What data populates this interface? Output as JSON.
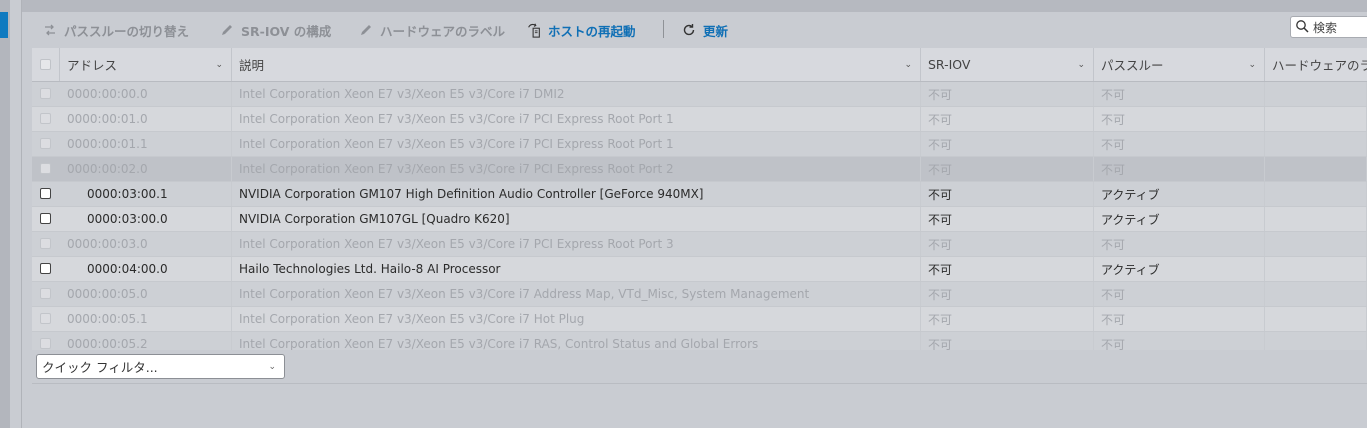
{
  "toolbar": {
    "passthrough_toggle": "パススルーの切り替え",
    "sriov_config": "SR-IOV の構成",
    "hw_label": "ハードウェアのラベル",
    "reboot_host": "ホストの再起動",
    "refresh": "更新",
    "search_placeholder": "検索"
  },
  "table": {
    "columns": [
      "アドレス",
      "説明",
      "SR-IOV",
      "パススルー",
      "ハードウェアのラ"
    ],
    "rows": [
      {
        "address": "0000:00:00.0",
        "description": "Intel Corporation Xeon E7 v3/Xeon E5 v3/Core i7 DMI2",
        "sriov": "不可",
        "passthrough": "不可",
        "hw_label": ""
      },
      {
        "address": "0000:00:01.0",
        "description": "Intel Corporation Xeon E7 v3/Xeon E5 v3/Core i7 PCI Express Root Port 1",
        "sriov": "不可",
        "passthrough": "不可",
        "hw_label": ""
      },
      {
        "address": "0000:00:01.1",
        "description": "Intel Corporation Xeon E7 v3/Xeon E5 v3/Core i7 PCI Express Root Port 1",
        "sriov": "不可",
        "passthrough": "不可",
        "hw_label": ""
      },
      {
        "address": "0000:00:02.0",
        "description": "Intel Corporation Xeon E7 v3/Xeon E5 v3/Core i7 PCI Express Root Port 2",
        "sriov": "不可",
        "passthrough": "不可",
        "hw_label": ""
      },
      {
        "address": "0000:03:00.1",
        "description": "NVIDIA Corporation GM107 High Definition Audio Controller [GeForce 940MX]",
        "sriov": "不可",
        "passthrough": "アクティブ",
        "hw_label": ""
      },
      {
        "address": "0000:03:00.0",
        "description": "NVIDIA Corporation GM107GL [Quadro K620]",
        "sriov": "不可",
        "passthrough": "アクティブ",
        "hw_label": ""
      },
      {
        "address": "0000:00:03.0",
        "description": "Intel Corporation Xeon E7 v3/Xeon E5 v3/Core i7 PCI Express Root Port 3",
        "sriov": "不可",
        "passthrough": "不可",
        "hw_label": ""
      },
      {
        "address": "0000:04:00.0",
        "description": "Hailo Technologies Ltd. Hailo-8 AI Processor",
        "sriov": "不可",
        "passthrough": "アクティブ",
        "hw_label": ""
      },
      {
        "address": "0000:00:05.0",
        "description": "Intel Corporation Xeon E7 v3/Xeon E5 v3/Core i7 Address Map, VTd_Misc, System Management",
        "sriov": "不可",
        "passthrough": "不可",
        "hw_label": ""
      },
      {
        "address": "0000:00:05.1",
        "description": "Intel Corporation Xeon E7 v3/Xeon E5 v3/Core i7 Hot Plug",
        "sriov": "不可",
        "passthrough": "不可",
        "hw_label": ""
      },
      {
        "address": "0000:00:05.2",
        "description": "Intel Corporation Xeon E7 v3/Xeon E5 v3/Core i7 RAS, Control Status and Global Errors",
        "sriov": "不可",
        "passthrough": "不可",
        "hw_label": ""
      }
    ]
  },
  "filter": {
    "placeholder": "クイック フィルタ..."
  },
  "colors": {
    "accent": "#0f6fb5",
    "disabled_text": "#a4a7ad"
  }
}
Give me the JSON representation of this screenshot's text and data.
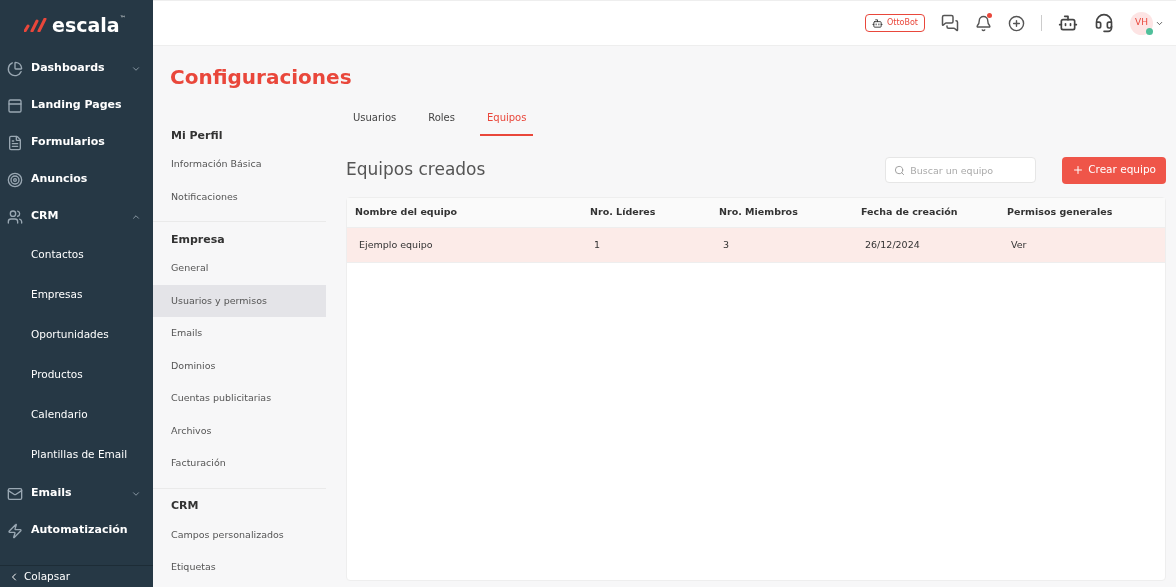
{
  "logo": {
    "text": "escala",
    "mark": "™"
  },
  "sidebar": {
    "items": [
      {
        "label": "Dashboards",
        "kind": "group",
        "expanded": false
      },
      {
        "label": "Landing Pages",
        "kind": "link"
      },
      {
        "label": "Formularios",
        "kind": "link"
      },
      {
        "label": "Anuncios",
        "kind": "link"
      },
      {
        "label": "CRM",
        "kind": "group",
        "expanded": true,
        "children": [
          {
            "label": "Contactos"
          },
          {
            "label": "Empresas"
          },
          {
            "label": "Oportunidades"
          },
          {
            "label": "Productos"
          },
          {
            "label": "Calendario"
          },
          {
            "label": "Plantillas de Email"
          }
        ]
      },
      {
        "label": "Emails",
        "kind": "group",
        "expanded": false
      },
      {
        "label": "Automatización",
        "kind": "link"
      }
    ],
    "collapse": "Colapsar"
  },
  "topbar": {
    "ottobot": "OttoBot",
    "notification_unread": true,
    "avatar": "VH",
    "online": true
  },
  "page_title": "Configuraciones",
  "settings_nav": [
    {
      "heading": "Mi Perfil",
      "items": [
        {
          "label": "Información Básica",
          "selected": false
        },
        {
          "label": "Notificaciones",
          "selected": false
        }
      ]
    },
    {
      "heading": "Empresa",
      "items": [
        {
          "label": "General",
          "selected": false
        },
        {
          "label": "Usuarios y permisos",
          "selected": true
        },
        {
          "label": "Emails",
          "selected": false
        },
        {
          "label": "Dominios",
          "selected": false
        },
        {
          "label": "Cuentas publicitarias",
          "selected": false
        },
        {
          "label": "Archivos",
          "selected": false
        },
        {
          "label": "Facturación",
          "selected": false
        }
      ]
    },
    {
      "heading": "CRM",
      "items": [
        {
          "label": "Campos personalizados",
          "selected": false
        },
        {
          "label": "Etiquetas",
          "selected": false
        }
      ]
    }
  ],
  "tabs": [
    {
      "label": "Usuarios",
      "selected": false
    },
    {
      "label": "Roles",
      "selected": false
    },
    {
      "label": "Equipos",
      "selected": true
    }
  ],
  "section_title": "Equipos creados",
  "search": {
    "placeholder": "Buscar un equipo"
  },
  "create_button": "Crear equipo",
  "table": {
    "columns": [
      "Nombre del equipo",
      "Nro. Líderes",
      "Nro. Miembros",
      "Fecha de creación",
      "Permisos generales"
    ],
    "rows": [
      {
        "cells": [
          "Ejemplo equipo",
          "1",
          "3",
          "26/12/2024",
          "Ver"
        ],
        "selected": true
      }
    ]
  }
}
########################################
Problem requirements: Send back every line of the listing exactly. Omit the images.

Answer to this problem:
What data populates this interface? Output as JSON.
{
  "toolbar": {
    "passthrough_toggle": "パススルーの切り替え",
    "sriov_config": "SR-IOV の構成",
    "hw_label": "ハードウェアのラベル",
    "reboot_host": "ホストの再起動",
    "refresh": "更新",
    "search_placeholder": "検索"
  },
  "table": {
    "columns": [
      "アドレス",
      "説明",
      "SR-IOV",
      "パススルー",
      "ハードウェアのラ"
    ],
    "rows": [
      {
        "address": "0000:00:00.0",
        "description": "Intel Corporation Xeon E7 v3/Xeon E5 v3/Core i7 DMI2",
        "sriov": "不可",
        "passthrough": "不可",
        "hw_label": ""
      },
      {
        "address": "0000:00:01.0",
        "description": "Intel Corporation Xeon E7 v3/Xeon E5 v3/Core i7 PCI Express Root Port 1",
        "sriov": "不可",
        "passthrough": "不可",
        "hw_label": ""
      },
      {
        "address": "0000:00:01.1",
        "description": "Intel Corporation Xeon E7 v3/Xeon E5 v3/Core i7 PCI Express Root Port 1",
        "sriov": "不可",
        "passthrough": "不可",
        "hw_label": ""
      },
      {
        "address": "0000:00:02.0",
        "description": "Intel Corporation Xeon E7 v3/Xeon E5 v3/Core i7 PCI Express Root Port 2",
        "sriov": "不可",
        "passthrough": "不可",
        "hw_label": ""
      },
      {
        "address": "0000:03:00.1",
        "description": "NVIDIA Corporation GM107 High Definition Audio Controller [GeForce 940MX]",
        "sriov": "不可",
        "passthrough": "アクティブ",
        "hw_label": ""
      },
      {
        "address": "0000:03:00.0",
        "description": "NVIDIA Corporation GM107GL [Quadro K620]",
        "sriov": "不可",
        "passthrough": "アクティブ",
        "hw_label": ""
      },
      {
        "address": "0000:00:03.0",
        "description": "Intel Corporation Xeon E7 v3/Xeon E5 v3/Core i7 PCI Express Root Port 3",
        "sriov": "不可",
        "passthrough": "不可",
        "hw_label": ""
      },
      {
        "address": "0000:04:00.0",
        "description": "Hailo Technologies Ltd. Hailo-8 AI Processor",
        "sriov": "不可",
        "passthrough": "アクティブ",
        "hw_label": ""
      },
      {
        "address": "0000:00:05.0",
        "description": "Intel Corporation Xeon E7 v3/Xeon E5 v3/Core i7 Address Map, VTd_Misc, System Management",
        "sriov": "不可",
        "passthrough": "不可",
        "hw_label": ""
      },
      {
        "address": "0000:00:05.1",
        "description": "Intel Corporation Xeon E7 v3/Xeon E5 v3/Core i7 Hot Plug",
        "sriov": "不可",
        "passthrough": "不可",
        "hw_label": ""
      },
      {
        "address": "0000:00:05.2",
        "description": "Intel Corporation Xeon E7 v3/Xeon E5 v3/Core i7 RAS, Control Status and Global Errors",
        "sriov": "不可",
        "passthrough": "不可",
        "hw_label": ""
      }
    ]
  },
  "filter": {
    "placeholder": "クイック フィルタ..."
  },
  "colors": {
    "accent": "#0f6fb5",
    "disabled_text": "#a4a7ad"
  }
}
Give me the JSON representation of this screenshot's text and data.
{
  "logo": {
    "text": "escala",
    "mark": "™"
  },
  "sidebar": {
    "items": [
      {
        "label": "Dashboards",
        "kind": "group",
        "expanded": false
      },
      {
        "label": "Landing Pages",
        "kind": "link"
      },
      {
        "label": "Formularios",
        "kind": "link"
      },
      {
        "label": "Anuncios",
        "kind": "link"
      },
      {
        "label": "CRM",
        "kind": "group",
        "expanded": true,
        "children": [
          {
            "label": "Contactos"
          },
          {
            "label": "Empresas"
          },
          {
            "label": "Oportunidades"
          },
          {
            "label": "Productos"
          },
          {
            "label": "Calendario"
          },
          {
            "label": "Plantillas de Email"
          }
        ]
      },
      {
        "label": "Emails",
        "kind": "group",
        "expanded": false
      },
      {
        "label": "Automatización",
        "kind": "link"
      }
    ],
    "collapse": "Colapsar"
  },
  "topbar": {
    "ottobot": "OttoBot",
    "notification_unread": true,
    "avatar": "VH",
    "online": true
  },
  "page_title": "Configuraciones",
  "settings_nav": [
    {
      "heading": "Mi Perfil",
      "items": [
        {
          "label": "Información Básica",
          "selected": false
        },
        {
          "label": "Notificaciones",
          "selected": false
        }
      ]
    },
    {
      "heading": "Empresa",
      "items": [
        {
          "label": "General",
          "selected": false
        },
        {
          "label": "Usuarios y permisos",
          "selected": true
        },
        {
          "label": "Emails",
          "selected": false
        },
        {
          "label": "Dominios",
          "selected": false
        },
        {
          "label": "Cuentas publicitarias",
          "selected": false
        },
        {
          "label": "Archivos",
          "selected": false
        },
        {
          "label": "Facturación",
          "selected": false
        }
      ]
    },
    {
      "heading": "CRM",
      "items": [
        {
          "label": "Campos personalizados",
          "selected": false
        },
        {
          "label": "Etiquetas",
          "selected": false
        }
      ]
    }
  ],
  "tabs": [
    {
      "label": "Usuarios",
      "selected": false
    },
    {
      "label": "Roles",
      "selected": false
    },
    {
      "label": "Equipos",
      "selected": true
    }
  ],
  "section_title": "Equipos creados",
  "search": {
    "placeholder": "Buscar un equipo"
  },
  "create_button": "Crear equipo",
  "table": {
    "columns": [
      "Nombre del equipo",
      "Nro. Líderes",
      "Nro. Miembros",
      "Fecha de creación",
      "Permisos generales"
    ],
    "rows": [
      {
        "cells": [
          "Ejemplo equipo",
          "1",
          "3",
          "26/12/2024",
          "Ver"
        ],
        "selected": true
      }
    ]
  }
}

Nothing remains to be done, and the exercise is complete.